pub extern "C" fn some_function() {}

which will compile down into something like this:

int main() {
    printf("Hello, World!");

    return 0;
}

Notice that this example above is actually Rust code, with C code inside. Only the C code is printed, due to the # hack of rustdoc, but this example is a valid Rust example, and is fully tested!

There is one minor caveat though: the highlighting. The Rust set of rules are applied, rather than the C ruleset. See this issue on rustdoc to follow the fix.

C macros

C macros with the #define directive is supported only with Rust nightly. One can write:

use inline_c::assert_c;

fn test_c_macro() {
    (assert_c! {
        #define sum(a, b) ((a) + (b))

        int main() {
            return !(sum(1, 2) == 3);
        }
    })
    .success();
}

Note that multi-lines macros don't work! That's because the \ symbol is consumed by the Rust lexer. The best workaround is to define the macro in another .h file, and to include it with the #include directive.

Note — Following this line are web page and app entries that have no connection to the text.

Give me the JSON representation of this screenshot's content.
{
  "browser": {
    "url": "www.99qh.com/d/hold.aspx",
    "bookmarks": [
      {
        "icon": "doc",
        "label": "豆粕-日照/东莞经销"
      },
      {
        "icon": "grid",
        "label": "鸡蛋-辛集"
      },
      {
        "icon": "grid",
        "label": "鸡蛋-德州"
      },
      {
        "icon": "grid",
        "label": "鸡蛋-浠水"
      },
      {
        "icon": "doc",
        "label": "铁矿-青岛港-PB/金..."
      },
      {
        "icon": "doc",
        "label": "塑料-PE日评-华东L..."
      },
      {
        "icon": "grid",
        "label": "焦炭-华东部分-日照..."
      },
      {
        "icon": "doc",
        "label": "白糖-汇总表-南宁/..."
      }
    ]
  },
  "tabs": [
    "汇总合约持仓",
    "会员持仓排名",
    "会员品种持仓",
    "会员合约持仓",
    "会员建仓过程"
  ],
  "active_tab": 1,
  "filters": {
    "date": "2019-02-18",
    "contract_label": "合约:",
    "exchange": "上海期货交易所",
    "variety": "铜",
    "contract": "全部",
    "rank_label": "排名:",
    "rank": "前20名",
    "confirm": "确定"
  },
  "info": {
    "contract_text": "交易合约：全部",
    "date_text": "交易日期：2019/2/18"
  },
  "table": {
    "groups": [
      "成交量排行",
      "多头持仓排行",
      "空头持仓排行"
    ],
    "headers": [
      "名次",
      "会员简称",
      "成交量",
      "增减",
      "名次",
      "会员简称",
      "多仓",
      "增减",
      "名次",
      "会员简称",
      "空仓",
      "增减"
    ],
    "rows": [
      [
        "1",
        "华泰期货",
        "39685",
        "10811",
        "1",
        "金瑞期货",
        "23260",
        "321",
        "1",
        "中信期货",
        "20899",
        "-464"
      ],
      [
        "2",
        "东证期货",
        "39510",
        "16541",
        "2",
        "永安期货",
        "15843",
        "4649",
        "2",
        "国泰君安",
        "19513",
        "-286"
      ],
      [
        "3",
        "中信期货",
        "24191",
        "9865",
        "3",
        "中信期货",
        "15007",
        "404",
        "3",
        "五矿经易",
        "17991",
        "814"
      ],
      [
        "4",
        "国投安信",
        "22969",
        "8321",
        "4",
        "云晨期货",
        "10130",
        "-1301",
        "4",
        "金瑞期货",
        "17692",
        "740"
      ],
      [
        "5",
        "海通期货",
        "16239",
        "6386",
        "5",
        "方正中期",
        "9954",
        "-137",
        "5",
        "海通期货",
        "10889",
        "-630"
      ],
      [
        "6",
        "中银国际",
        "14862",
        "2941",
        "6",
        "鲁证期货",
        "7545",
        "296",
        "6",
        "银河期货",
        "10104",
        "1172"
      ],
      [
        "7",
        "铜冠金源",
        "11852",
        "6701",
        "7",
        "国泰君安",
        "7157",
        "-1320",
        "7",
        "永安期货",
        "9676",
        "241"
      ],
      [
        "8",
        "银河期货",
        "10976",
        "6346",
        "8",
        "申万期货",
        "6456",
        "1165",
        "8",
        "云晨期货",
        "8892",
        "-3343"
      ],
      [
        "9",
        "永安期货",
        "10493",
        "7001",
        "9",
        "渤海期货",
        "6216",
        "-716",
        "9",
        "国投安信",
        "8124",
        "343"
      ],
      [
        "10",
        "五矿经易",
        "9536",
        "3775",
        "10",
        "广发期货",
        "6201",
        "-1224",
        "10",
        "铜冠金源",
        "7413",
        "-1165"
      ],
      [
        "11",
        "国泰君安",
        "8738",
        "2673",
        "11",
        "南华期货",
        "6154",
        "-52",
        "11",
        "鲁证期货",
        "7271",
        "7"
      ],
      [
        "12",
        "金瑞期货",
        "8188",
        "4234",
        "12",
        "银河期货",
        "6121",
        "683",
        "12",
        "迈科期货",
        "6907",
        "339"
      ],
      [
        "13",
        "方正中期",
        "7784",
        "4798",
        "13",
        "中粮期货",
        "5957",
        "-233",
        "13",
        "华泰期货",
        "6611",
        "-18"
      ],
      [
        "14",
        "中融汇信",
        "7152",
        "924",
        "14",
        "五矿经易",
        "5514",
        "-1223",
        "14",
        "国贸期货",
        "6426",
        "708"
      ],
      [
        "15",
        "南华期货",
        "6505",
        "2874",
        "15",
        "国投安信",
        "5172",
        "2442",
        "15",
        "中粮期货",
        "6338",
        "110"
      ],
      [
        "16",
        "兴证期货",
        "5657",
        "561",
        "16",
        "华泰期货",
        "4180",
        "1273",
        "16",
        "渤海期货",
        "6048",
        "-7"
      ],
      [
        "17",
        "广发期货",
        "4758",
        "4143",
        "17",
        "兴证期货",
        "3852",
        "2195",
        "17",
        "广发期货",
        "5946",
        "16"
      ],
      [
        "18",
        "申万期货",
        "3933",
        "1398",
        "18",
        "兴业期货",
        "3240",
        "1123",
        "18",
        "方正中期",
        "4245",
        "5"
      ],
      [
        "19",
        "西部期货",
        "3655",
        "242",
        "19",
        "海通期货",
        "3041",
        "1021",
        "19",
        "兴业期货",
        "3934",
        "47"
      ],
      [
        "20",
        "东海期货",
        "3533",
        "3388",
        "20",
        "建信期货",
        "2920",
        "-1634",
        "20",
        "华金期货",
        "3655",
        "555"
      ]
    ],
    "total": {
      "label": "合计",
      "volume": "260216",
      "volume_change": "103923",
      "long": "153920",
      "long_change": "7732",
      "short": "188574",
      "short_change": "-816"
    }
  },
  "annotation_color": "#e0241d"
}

Who is using it?

  • Wasmer, the leading WebAssembly runtime,
  • Cargo C, to build and install C-compatible libraries; it configures inline-c for you when using cargo ctest!
  • Biscuit, an authorization token microservices architectures.

License

BSD-3-Clause, see LICENSE.md.

Dependencies

~3.5MB
~76K SLoC